‘Tis the season! It’s still snowing here in Victoria, very applicable for Yuletide. Eat, drink, be merry. Everywhere people are visiting friends, going to parties and enjoying traditional dishes and mouth-watering treats over the holidays. But have you ever wondered how Indigenous peoples survived and what their diet was during the long, cold winters of North America? Or, in places like Russia and Scandinavia?
Not only wondered at their survival in freezing temperatures (and surviving they did!), but marvelled at their rich knowledge of flora and fauna?
Speaking of special dishes, when you’ve travelled and seen a bit of the world like we have, you not only encounter ‘primitive’ food markets but enter a time-tunnel and see how things used to be for all of us, long ago.
On these expeditions you need to adjust and adapt to the local food, e.g. sometimes a local delicacy such as in the Atlas Mountains of Morocco, sheep eyes in couscous. Or with the Massai of eastern Africa, where I drank “cocktails” of milk and cow’s blood, and elsewhere in Africa munched on fried termites.

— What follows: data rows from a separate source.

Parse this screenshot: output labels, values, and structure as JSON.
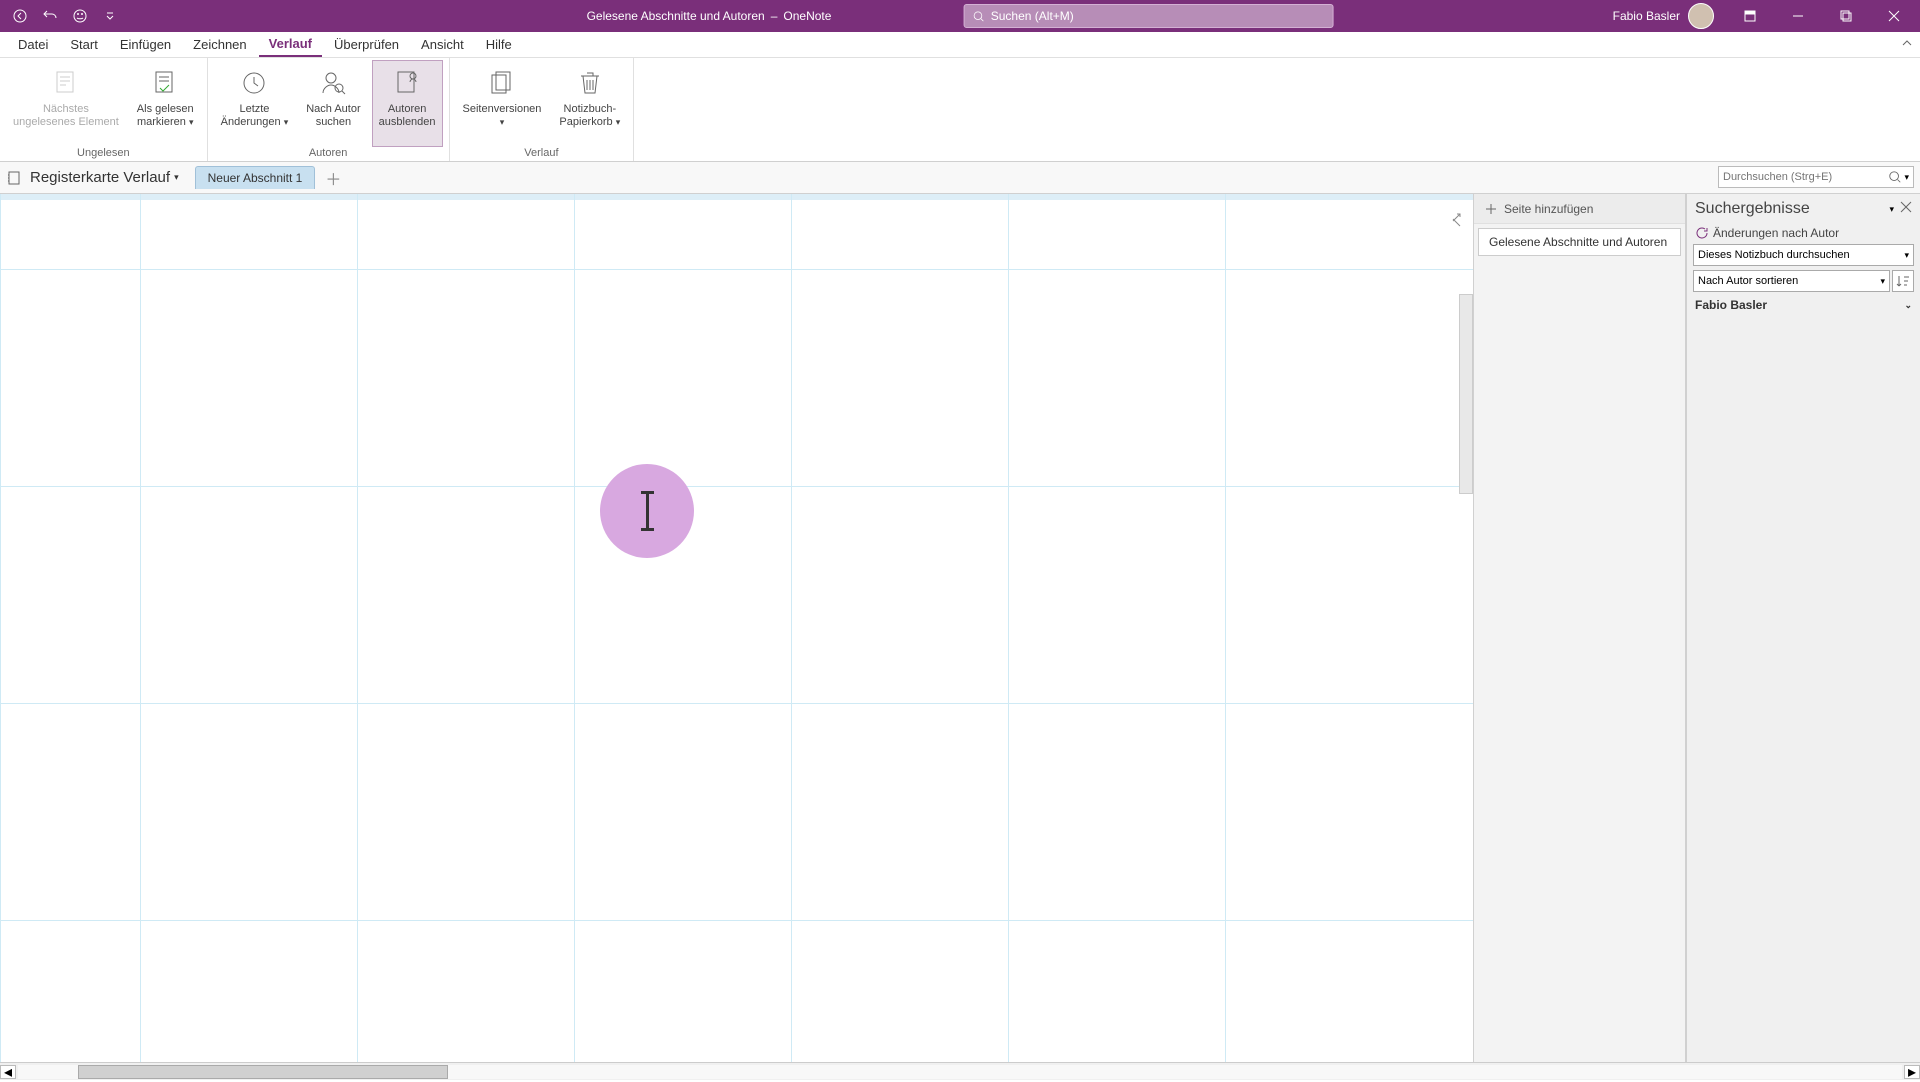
{
  "title_bar": {
    "doc_title": "Gelesene Abschnitte und Autoren",
    "separator": "–",
    "app_name": "OneNote",
    "search_placeholder": "Suchen (Alt+M)",
    "user_name": "Fabio Basler"
  },
  "menu": {
    "datei": "Datei",
    "start": "Start",
    "einfuegen": "Einfügen",
    "zeichnen": "Zeichnen",
    "verlauf": "Verlauf",
    "ueberpruefen": "Überprüfen",
    "ansicht": "Ansicht",
    "hilfe": "Hilfe"
  },
  "ribbon": {
    "naechstes_l1": "Nächstes",
    "naechstes_l2": "ungelesenes Element",
    "als_gelesen_l1": "Als gelesen",
    "als_gelesen_l2": "markieren",
    "group_ungelesen": "Ungelesen",
    "letzte_l1": "Letzte",
    "letzte_l2": "Änderungen",
    "nach_autor_l1": "Nach Autor",
    "nach_autor_l2": "suchen",
    "autoren_l1": "Autoren",
    "autoren_l2": "ausblenden",
    "group_autoren": "Autoren",
    "seitenversionen": "Seitenversionen",
    "papierkorb_l1": "Notizbuch-",
    "papierkorb_l2": "Papierkorb",
    "group_verlauf": "Verlauf"
  },
  "nav": {
    "notebook_name": "Registerkarte Verlauf",
    "section_tab": "Neuer Abschnitt 1",
    "search_placeholder": "Durchsuchen (Strg+E)"
  },
  "page_pane": {
    "add_page": "Seite hinzufügen",
    "page1": "Gelesene Abschnitte und Autoren"
  },
  "search_pane": {
    "title": "Suchergebnisse",
    "changes_by_author": "Änderungen nach Autor",
    "scope": "Dieses Notizbuch durchsuchen",
    "sort": "Nach Autor sortieren",
    "author1": "Fabio Basler"
  }
}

[In order to survive, in my boyhood in the Lowlands during WWII we lived on potato peels and flower bulbs, or roots of non-toxic plants. Hunger always triumphs over ‘revulsion’. I know! When some people here in the West say they’re hungry, they mean they have an appetite; many have never experienced real hunger.]
Speaking of markets in far-away lands, if you live in a city in North America you may have a Chinatown. In which case there’s no need to travel to Timbuktu or Harar, Ethiopia to come across foods which for us may be unappetizing.
Here in Victoria’s Chinatown there’s a vast selection of traditional foods, often dried or in powder, as well as many (the so-called aphrodisiacs) which deplete our global rhino, bear or shark population, just to name a few. Of course many nations have been on protein-source diets which we may find unpalatable (such as dogs, considered a delicacy in some parts ofthe Far East.) Recently in the Mekong valley forests, another source of protein was discovered: a spider, the size of a dinner plate.
Going back to those long, cold winters, what were the food sources for Indigenous peoples? Of course there was meat preserved from the hunt, wild fowl, or smoked and dried fish from the oceans and rivers.
Any plant life that could be, was dried, or roots gathered or cultivated (like the primordial carrot which the English call “Queen Anne’s Lace”). There was great knowledge of berries, innocent and not-so-innocent plants, toxic and non-toxic, healing and medicinal ones, plus how to find much-treasured honey. There were smaller forms of Maize, and other earlier versions of what we know as corn, another staple of their diet.
Then of course we came along with our know-it-all attitude and began to ‘proselytize’ the Indigenous peoples, here and elsewhere, upsetting many a “corn” “apple” or whatever-cart, and in the process caused lots of cultural conflicts and irreparable damage.
Much of what we know today, we originally learned from the Indigenous peoples. But their practice of working the land was more what we’d call Horticulture, compared with our Agriculture. (Or Agribusiness.) Our agriculture exhausts the soil. Horticulture sustains it. That’s the big difference.
Tables are turning - - now at the rate we’re depleting our food supplies around the world, we are learning from Indigenous Elders about their vast knowledge of Nature.
So in the future instead of parents telling their children, “If you don’t eat your Brussel sprouts, you’ll get no plum pudding”, we may hear “If you don’t finish your steamed locusts, there’ll be no chocolate-dipped ants for you!”
Or our future gourmet meals may contain grubs, lizards, scorpions, beetles, locusts, worms and other protein-containing delicacies.
Bon appétit! Henri